2017 has been a banner year for Bitcoin and other cryptocurrency. But along with this success comes confusion around taxation. We are here to help!
IRS Notice 2014-21 is the only guidance to date that the IRS has provided regarding cryptocurrency. What they told us is that they consider crypto to be property, not currency. As property, the holder is required to track cost basis, and realization is subject to capital gains treatment.
When Is Cryptocurrency Taxed?
Crypto is taxed only when you converted it to something else, either fiat or another coin. Depending on how long you have held the coin, it is subject to short or long term capital gains. Only the realized gain is subject to tax. That means if you bought $1000 worth of BTC, and a month later sold it for $1500, you would be taxed only on the $500 profit at short term rates.
Exchanging fiat for coin is not a taxable event, but it is important to record your basis information. This is how much you coin you bought, when you bought it, and how much USD you spent.
Exchanging coin for fiat must be reported on your annual 1040, on form 8949, which flows to Sch D. When you report it, you need all of the following information: Date Acquired*, Cost Basis (This is what you initially paid for the coin), Date Sold, and Sales Proceeds. With this information, you can calculate the net gain and whether it is short-term or long-term.
*Various is acceptable here as long as all transactions in the group are either short- or long-term.
Coin For Coin
Exchanging one coin for another coin is considered a taxable event. Some have argued that a 1031 like kind exchange can be made for crypto, but Sec 1031 indicates this is not the case. Even if the coin is not converted to USD, the USD value equivalent needs to be reported. For example, If I have 1 ETH, and I convert it into 4.5 LTC, where the USD value of ETH is $450 and LTC is $100, I would need to close out the ETH holding by calculating the gain. If I bought that ETH for $300, I would show selling 1 ETH on today’s date with a basis of $300 and a sales price of $450. I report $150 as a capital gain, and my basis in LTC is now $450.
Purchasing Goods and Services
Buying a sandwich with BTC may seem like a great idea, but it comes with tax consequences. Effectively, you are converting your BTC to a sandwich, and need to recognize the gain on the BTC as if you converted it to USD. If your basis in the BTC is $8 and the sandwich is $10, you have a $2 capital gain that needs to be reported.
Since the IRS has neglected to issue guidance on this subject, these are the prevailing theories among tax pros, using Bitcoin Cash as a specific example:
BCH has a basis of 0, and an acquisition date of 8/1/17. (This is what I lean towards in advising my clients)

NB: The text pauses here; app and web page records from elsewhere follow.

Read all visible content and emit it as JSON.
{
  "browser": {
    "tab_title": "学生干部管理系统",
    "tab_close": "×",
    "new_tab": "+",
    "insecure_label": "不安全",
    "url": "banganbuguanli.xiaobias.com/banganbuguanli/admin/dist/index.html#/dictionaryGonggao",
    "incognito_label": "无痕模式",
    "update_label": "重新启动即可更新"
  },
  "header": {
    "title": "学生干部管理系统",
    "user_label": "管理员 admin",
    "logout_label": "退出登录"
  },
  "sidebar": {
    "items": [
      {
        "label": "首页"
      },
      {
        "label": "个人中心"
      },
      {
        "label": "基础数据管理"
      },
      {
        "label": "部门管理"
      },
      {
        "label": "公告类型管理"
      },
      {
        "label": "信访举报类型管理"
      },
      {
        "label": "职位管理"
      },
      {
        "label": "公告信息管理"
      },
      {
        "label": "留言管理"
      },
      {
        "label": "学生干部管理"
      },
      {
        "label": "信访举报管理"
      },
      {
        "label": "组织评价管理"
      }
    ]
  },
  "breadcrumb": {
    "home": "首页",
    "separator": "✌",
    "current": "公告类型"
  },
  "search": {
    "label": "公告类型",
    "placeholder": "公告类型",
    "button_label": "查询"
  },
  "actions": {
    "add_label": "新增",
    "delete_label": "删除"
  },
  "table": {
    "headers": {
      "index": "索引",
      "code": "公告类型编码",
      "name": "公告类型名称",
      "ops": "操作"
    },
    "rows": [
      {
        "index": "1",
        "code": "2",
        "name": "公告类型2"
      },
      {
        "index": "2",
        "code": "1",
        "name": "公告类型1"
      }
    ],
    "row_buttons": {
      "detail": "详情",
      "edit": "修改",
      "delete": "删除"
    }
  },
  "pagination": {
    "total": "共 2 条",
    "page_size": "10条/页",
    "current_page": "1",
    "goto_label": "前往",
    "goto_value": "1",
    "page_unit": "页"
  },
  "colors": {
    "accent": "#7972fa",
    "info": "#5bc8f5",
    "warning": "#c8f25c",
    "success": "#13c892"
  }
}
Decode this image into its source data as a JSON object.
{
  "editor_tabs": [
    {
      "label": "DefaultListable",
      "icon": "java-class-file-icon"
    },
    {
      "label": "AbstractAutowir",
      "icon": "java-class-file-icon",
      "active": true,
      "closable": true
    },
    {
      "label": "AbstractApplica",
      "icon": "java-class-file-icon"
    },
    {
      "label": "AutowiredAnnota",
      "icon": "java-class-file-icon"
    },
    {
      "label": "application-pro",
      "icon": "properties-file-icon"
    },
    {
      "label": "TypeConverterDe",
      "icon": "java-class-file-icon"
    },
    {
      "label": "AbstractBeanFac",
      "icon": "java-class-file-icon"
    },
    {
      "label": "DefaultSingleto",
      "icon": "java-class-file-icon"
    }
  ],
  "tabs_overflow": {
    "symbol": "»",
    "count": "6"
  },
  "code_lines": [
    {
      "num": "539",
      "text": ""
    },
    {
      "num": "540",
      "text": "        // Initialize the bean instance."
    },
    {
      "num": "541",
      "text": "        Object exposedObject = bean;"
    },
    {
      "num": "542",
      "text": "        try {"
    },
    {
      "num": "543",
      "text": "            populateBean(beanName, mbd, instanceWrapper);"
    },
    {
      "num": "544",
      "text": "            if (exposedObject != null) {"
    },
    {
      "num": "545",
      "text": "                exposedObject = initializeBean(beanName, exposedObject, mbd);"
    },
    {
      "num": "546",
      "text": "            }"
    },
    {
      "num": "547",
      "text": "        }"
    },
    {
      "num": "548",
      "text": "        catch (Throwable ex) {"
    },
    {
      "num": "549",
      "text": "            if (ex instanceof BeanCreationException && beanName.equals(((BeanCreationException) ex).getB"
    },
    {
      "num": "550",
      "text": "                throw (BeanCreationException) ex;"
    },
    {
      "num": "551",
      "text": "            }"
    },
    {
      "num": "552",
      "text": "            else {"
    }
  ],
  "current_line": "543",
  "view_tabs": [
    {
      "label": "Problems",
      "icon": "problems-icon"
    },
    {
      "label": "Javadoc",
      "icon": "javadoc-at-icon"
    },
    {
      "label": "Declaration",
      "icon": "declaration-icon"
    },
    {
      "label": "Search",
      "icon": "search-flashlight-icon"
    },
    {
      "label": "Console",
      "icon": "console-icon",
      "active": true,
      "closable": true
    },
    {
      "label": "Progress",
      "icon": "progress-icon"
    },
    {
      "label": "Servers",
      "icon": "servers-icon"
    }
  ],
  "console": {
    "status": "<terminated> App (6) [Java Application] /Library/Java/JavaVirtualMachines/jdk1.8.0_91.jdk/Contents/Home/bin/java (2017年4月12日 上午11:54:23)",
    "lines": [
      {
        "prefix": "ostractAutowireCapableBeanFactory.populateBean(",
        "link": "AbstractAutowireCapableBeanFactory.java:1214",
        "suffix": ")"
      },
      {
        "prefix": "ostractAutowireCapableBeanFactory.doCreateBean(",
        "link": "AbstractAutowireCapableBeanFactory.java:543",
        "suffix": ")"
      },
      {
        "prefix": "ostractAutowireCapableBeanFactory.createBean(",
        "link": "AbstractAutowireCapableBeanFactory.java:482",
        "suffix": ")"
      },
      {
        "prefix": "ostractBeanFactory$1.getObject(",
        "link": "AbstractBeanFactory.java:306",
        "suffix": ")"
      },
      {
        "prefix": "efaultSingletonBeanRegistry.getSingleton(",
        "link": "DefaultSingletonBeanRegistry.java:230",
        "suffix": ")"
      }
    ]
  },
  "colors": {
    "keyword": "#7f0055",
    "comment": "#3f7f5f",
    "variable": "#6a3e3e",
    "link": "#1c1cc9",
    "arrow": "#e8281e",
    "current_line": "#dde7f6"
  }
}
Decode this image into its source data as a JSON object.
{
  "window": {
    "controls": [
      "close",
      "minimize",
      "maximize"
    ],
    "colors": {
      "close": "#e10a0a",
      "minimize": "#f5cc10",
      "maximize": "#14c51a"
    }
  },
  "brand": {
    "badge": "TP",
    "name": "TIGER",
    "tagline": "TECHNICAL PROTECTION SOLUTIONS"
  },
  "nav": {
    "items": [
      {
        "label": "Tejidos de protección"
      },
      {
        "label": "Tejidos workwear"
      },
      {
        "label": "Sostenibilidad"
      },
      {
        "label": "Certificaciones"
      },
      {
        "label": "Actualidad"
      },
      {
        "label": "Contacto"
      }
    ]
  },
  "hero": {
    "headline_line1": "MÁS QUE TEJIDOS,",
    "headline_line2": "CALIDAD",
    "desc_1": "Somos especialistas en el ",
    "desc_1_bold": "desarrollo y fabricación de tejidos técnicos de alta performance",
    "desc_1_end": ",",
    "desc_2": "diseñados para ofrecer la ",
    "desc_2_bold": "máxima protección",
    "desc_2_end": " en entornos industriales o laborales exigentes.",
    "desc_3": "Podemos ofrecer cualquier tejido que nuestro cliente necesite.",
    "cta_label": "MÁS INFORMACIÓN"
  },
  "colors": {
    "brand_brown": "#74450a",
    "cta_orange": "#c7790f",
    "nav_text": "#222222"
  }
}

BCH basis is prorated against the ratio of BCH:BTC on 8/1. (Roughly 9% depending on how you calculate it.) BCH acquisition date is the same as the original BTC.
Some pros believe you need to recognize the value of BCH on 8/1 as “other income,” and pay tax on it. This value becomes your basis in the BCH.
I don’t agree with #3 for a number of reasons, primarily, the exact value of BCH on 8/1 is very difficult to determine. It was hours between blocks, so when do you calculate the price? Also, this would impose ridiculous requirements based on the countless hard forks across all coins that fizzle out immediately afterward but may have had some speculation value. This is the same problem with option #2. Every fork would require you to dilute your basis in the original coin.
Mining is handled very differently as you are basically creating value from nothing. Gross proceeds from mining should be reported on Schedule C. Appropriate deductions/depreciation for electricity, internet, mining rigs, etc should be taken as well. You will be subject to income and self employment tax on the net gain, but the net will also become your basis in the mined coin. This area of crypto can become very complicated very quickly. Feel free to contact us to talk about your individual situation.